In the city of Florence, not far from the Piazza del Granduca, there is a little cross street which I think is called Porta Rossa. In front of a sort of market in this street, where vegetables are sold, stands an artificial but beautifully fashioned metal pig. A fountain of fresh clear water gushes out of the animal's mouth. Age has turned it dark green; only its snout shines as if it had been polished, and so it has by the many hundreds of children and poor people who take hold of it with their hands when they put their mouths to its mouth to drink the water. It is an interesting picture to see the perfectly formed animal embraced by a handsome, half-naked boy putting his young lips to its snout.
Everyone who goes to Florence surely finds the place; you only have to ask the first beggar you see about the metal pig, and he will find it for you.

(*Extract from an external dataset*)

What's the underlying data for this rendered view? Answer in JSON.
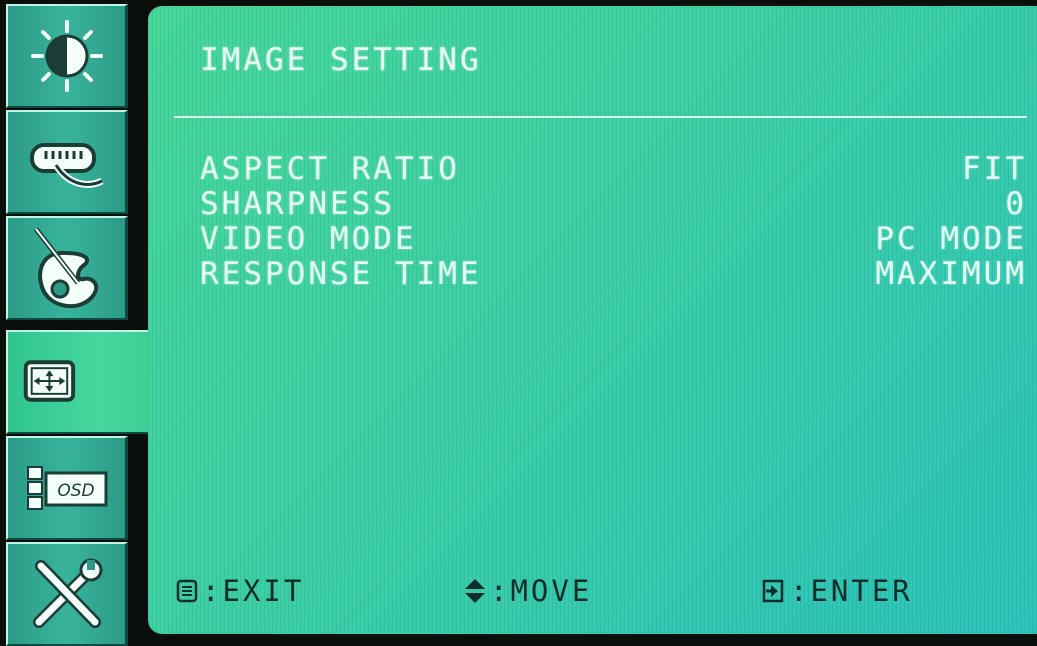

Late one winter evening the mountains were covered with snow, but it was moonlight, and in Italy the moon gives as bright a light as on a dark winter's day in the north. Yes, it is even brighter, for the clear air seems to shine and to lift us above the earth, while in the north the cold, gray leaden roof presses us to the ground, the same cold, wet ground which one day will press on our coffins.

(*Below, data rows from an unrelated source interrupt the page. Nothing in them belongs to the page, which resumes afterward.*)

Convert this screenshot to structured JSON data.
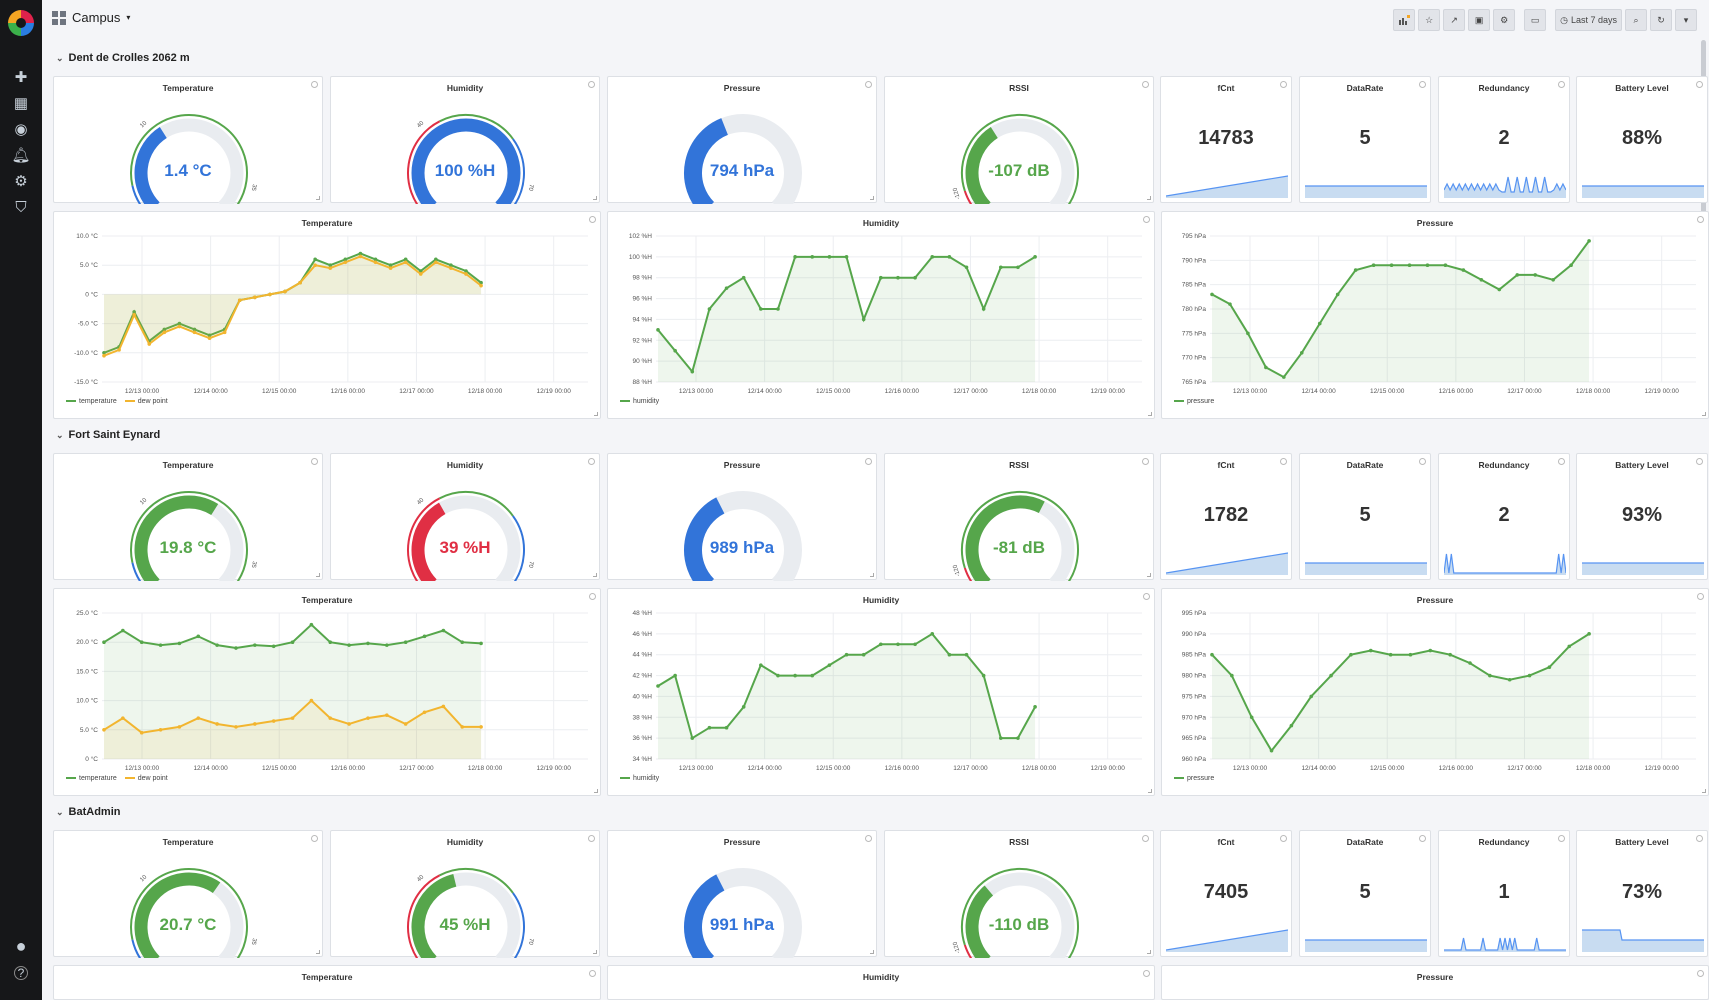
{
  "header": {
    "title": "Campus",
    "time_range": "Last 7 days"
  },
  "colors": {
    "green": "#56a64b",
    "blue": "#3274d9",
    "red": "#e02f44",
    "orange": "#f2b52f",
    "grey": "#e9ecf0"
  },
  "rows": [
    {
      "title": "Dent de Crolles 2062 m",
      "gauges": [
        {
          "title": "Temperature",
          "value": "1.4 °C",
          "fraction": 0.38,
          "color": "blue",
          "thresholds": [
            {
              "at": 0.12,
              "color": "blue"
            },
            {
              "at": 0.96,
              "color": "green"
            },
            {
              "at": 1.0,
              "color": "red"
            }
          ],
          "ticks": [
            "-10",
            "10",
            "35",
            "40"
          ]
        },
        {
          "title": "Humidity",
          "value": "100 %H",
          "fraction": 1.0,
          "color": "blue",
          "thresholds": [
            {
              "at": 0.4,
              "color": "red"
            },
            {
              "at": 0.7,
              "color": "green"
            },
            {
              "at": 1.0,
              "color": "blue"
            }
          ],
          "ticks": [
            "0",
            "40",
            "70",
            "100"
          ]
        },
        {
          "title": "Pressure",
          "value": "794 hPa",
          "fraction": 0.42,
          "color": "blue",
          "thresholds": [],
          "ticks": []
        },
        {
          "title": "RSSI",
          "value": "-107 dB",
          "fraction": 0.38,
          "color": "green",
          "thresholds": [
            {
              "at": 0.1,
              "color": "red"
            },
            {
              "at": 1.0,
              "color": "green"
            }
          ],
          "ticks": [
            "-130",
            "-120",
            "-30"
          ]
        }
      ],
      "stats": [
        {
          "title": "fCnt",
          "value": "14783",
          "spark": "ramp"
        },
        {
          "title": "DataRate",
          "value": "5",
          "spark": "flat"
        },
        {
          "title": "Redundancy",
          "value": "2",
          "spark": "noisy"
        },
        {
          "title": "Battery Level",
          "value": "88%",
          "spark": "flat"
        }
      ],
      "charts": [
        {
          "title": "Temperature",
          "type": "line",
          "ylabels": [
            "10.0 °C",
            "5.0 °C",
            "0 °C",
            "-5.0 °C",
            "-10.0 °C",
            "-15.0 °C"
          ],
          "ylim": [
            -15,
            10
          ],
          "x": [
            "12/13 00:00",
            "12/14 00:00",
            "12/15 00:00",
            "12/16 00:00",
            "12/17 00:00",
            "12/18 00:00",
            "12/19 00:00"
          ],
          "series": [
            {
              "name": "temperature",
              "color": "green",
              "values": [
                -10,
                -9,
                -3,
                -8,
                -6,
                -5,
                -6,
                -7,
                -6,
                -1,
                -0.5,
                0,
                0.5,
                2,
                6,
                5,
                6,
                7,
                6,
                5,
                6,
                4,
                6,
                5,
                4,
                2
              ]
            },
            {
              "name": "dew point",
              "color": "orange",
              "values": [
                -10.5,
                -9.5,
                -3.5,
                -8.5,
                -6.5,
                -5.5,
                -6.5,
                -7.5,
                -6.5,
                -1,
                -0.5,
                0,
                0.5,
                2,
                5,
                4.5,
                5.5,
                6.5,
                5.5,
                4.5,
                5.5,
                3.5,
                5.5,
                4.5,
                3.5,
                1.5
              ]
            }
          ]
        },
        {
          "title": "Humidity",
          "type": "line",
          "ylabels": [
            "102 %H",
            "100 %H",
            "98 %H",
            "96 %H",
            "94 %H",
            "92 %H",
            "90 %H",
            "88 %H"
          ],
          "ylim": [
            88,
            102
          ],
          "x": [
            "12/13 00:00",
            "12/14 00:00",
            "12/15 00:00",
            "12/16 00:00",
            "12/17 00:00",
            "12/18 00:00",
            "12/19 00:00"
          ],
          "series": [
            {
              "name": "humidity",
              "color": "green",
              "values": [
                93,
                91,
                89,
                95,
                97,
                98,
                95,
                95,
                100,
                100,
                100,
                100,
                94,
                98,
                98,
                98,
                100,
                100,
                99,
                95,
                99,
                99,
                100
              ]
            }
          ]
        },
        {
          "title": "Pressure",
          "type": "line",
          "ylabels": [
            "795 hPa",
            "790 hPa",
            "785 hPa",
            "780 hPa",
            "775 hPa",
            "770 hPa",
            "765 hPa"
          ],
          "ylim": [
            765,
            795
          ],
          "x": [
            "12/13 00:00",
            "12/14 00:00",
            "12/15 00:00",
            "12/16 00:00",
            "12/17 00:00",
            "12/18 00:00",
            "12/19 00:00"
          ],
          "series": [
            {
              "name": "pressure",
              "color": "green",
              "values": [
                783,
                781,
                775,
                768,
                766,
                771,
                777,
                783,
                788,
                789,
                789,
                789,
                789,
                789,
                788,
                786,
                784,
                787,
                787,
                786,
                789,
                794
              ]
            }
          ]
        }
      ]
    },
    {
      "title": "Fort Saint Eynard",
      "gauges": [
        {
          "title": "Temperature",
          "value": "19.8 °C",
          "fraction": 0.62,
          "color": "green",
          "thresholds": [
            {
              "at": 0.12,
              "color": "blue"
            },
            {
              "at": 0.96,
              "color": "green"
            },
            {
              "at": 1.0,
              "color": "red"
            }
          ],
          "ticks": [
            "-10",
            "10",
            "35",
            "40"
          ]
        },
        {
          "title": "Humidity",
          "value": "39 %H",
          "fraction": 0.39,
          "color": "red",
          "thresholds": [
            {
              "at": 0.4,
              "color": "red"
            },
            {
              "at": 0.7,
              "color": "green"
            },
            {
              "at": 1.0,
              "color": "blue"
            }
          ],
          "ticks": [
            "0",
            "40",
            "70",
            "100"
          ]
        },
        {
          "title": "Pressure",
          "value": "989 hPa",
          "fraction": 0.4,
          "color": "blue",
          "thresholds": [],
          "ticks": []
        },
        {
          "title": "RSSI",
          "value": "-81 dB",
          "fraction": 0.6,
          "color": "green",
          "thresholds": [
            {
              "at": 0.1,
              "color": "red"
            },
            {
              "at": 1.0,
              "color": "green"
            }
          ],
          "ticks": [
            "-130",
            "-120",
            "-30"
          ]
        }
      ],
      "stats": [
        {
          "title": "fCnt",
          "value": "1782",
          "spark": "ramp"
        },
        {
          "title": "DataRate",
          "value": "5",
          "spark": "flat"
        },
        {
          "title": "Redundancy",
          "value": "2",
          "spark": "spikes"
        },
        {
          "title": "Battery Level",
          "value": "93%",
          "spark": "flat"
        }
      ],
      "charts": [
        {
          "title": "Temperature",
          "type": "line",
          "ylabels": [
            "25.0 °C",
            "20.0 °C",
            "15.0 °C",
            "10.0 °C",
            "5.0 °C",
            "0 °C"
          ],
          "ylim": [
            0,
            25
          ],
          "x": [
            "12/13 00:00",
            "12/14 00:00",
            "12/15 00:00",
            "12/16 00:00",
            "12/17 00:00",
            "12/18 00:00",
            "12/19 00:00"
          ],
          "series": [
            {
              "name": "temperature",
              "color": "green",
              "values": [
                20,
                22,
                20,
                19.5,
                19.8,
                21,
                19.5,
                19,
                19.5,
                19.3,
                20,
                23,
                20,
                19.5,
                19.8,
                19.5,
                20,
                21,
                22,
                20,
                19.8
              ]
            },
            {
              "name": "dew point",
              "color": "orange",
              "values": [
                5,
                7,
                4.5,
                5,
                5.5,
                7,
                6,
                5.5,
                6,
                6.5,
                7,
                10,
                7,
                6,
                7,
                7.5,
                6,
                8,
                9,
                5.5,
                5.5
              ]
            }
          ]
        },
        {
          "title": "Humidity",
          "type": "line",
          "ylabels": [
            "48 %H",
            "46 %H",
            "44 %H",
            "42 %H",
            "40 %H",
            "38 %H",
            "36 %H",
            "34 %H"
          ],
          "ylim": [
            34,
            48
          ],
          "x": [
            "12/13 00:00",
            "12/14 00:00",
            "12/15 00:00",
            "12/16 00:00",
            "12/17 00:00",
            "12/18 00:00",
            "12/19 00:00"
          ],
          "series": [
            {
              "name": "humidity",
              "color": "green",
              "values": [
                41,
                42,
                36,
                37,
                37,
                39,
                43,
                42,
                42,
                42,
                43,
                44,
                44,
                45,
                45,
                45,
                46,
                44,
                44,
                42,
                36,
                36,
                39
              ]
            }
          ]
        },
        {
          "title": "Pressure",
          "type": "line",
          "ylabels": [
            "995 hPa",
            "990 hPa",
            "985 hPa",
            "980 hPa",
            "975 hPa",
            "970 hPa",
            "965 hPa",
            "960 hPa"
          ],
          "ylim": [
            960,
            995
          ],
          "x": [
            "12/13 00:00",
            "12/14 00:00",
            "12/15 00:00",
            "12/16 00:00",
            "12/17 00:00",
            "12/18 00:00",
            "12/19 00:00"
          ],
          "series": [
            {
              "name": "pressure",
              "color": "green",
              "values": [
                985,
                980,
                970,
                962,
                968,
                975,
                980,
                985,
                986,
                985,
                985,
                986,
                985,
                983,
                980,
                979,
                980,
                982,
                987,
                990
              ]
            }
          ]
        }
      ]
    },
    {
      "title": "BatAdmin",
      "gauges": [
        {
          "title": "Temperature",
          "value": "20.7 °C",
          "fraction": 0.63,
          "color": "green",
          "thresholds": [
            {
              "at": 0.12,
              "color": "blue"
            },
            {
              "at": 0.96,
              "color": "green"
            },
            {
              "at": 1.0,
              "color": "red"
            }
          ],
          "ticks": [
            "-10",
            "10",
            "35",
            "40"
          ]
        },
        {
          "title": "Humidity",
          "value": "45 %H",
          "fraction": 0.45,
          "color": "green",
          "thresholds": [
            {
              "at": 0.4,
              "color": "red"
            },
            {
              "at": 0.7,
              "color": "green"
            },
            {
              "at": 1.0,
              "color": "blue"
            }
          ],
          "ticks": [
            "0",
            "40",
            "70",
            "100"
          ]
        },
        {
          "title": "Pressure",
          "value": "991 hPa",
          "fraction": 0.4,
          "color": "blue",
          "thresholds": [],
          "ticks": []
        },
        {
          "title": "RSSI",
          "value": "-110 dB",
          "fraction": 0.35,
          "color": "green",
          "thresholds": [
            {
              "at": 0.1,
              "color": "red"
            },
            {
              "at": 1.0,
              "color": "green"
            }
          ],
          "ticks": [
            "-130",
            "-120",
            "-30"
          ]
        }
      ],
      "stats": [
        {
          "title": "fCnt",
          "value": "7405",
          "spark": "ramp"
        },
        {
          "title": "DataRate",
          "value": "5",
          "spark": "flat"
        },
        {
          "title": "Redundancy",
          "value": "1",
          "spark": "sparse"
        },
        {
          "title": "Battery Level",
          "value": "73%",
          "spark": "drop"
        }
      ],
      "charts": [
        {
          "title": "Temperature"
        },
        {
          "title": "Humidity"
        },
        {
          "title": "Pressure"
        }
      ]
    }
  ]
}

In the Duke's palace garden, a little ragged boy had been sitting all day under the stone pines, where thousands of roses bloom in the winter, a boy who might have stood for a picture of Italy, so pretty, so laughing, and yet so suffering. Although hungry and thirsty, he got a penny from no one, and when it grew dark and time to close the gardens, the porter drove him away. For a long time he stood dreaming on the bridge over the River Arno, looking at the reflections of the glittering stars in the water beneath the stately marble bridge. Then he made his way to the metal pig, knelt before it, threw his arms around its neck, put his little mouth to its shining snout, and drank great draughts of fresh water. Near by lay a few salad leaves and a couple of chestnuts, and these formed his supper.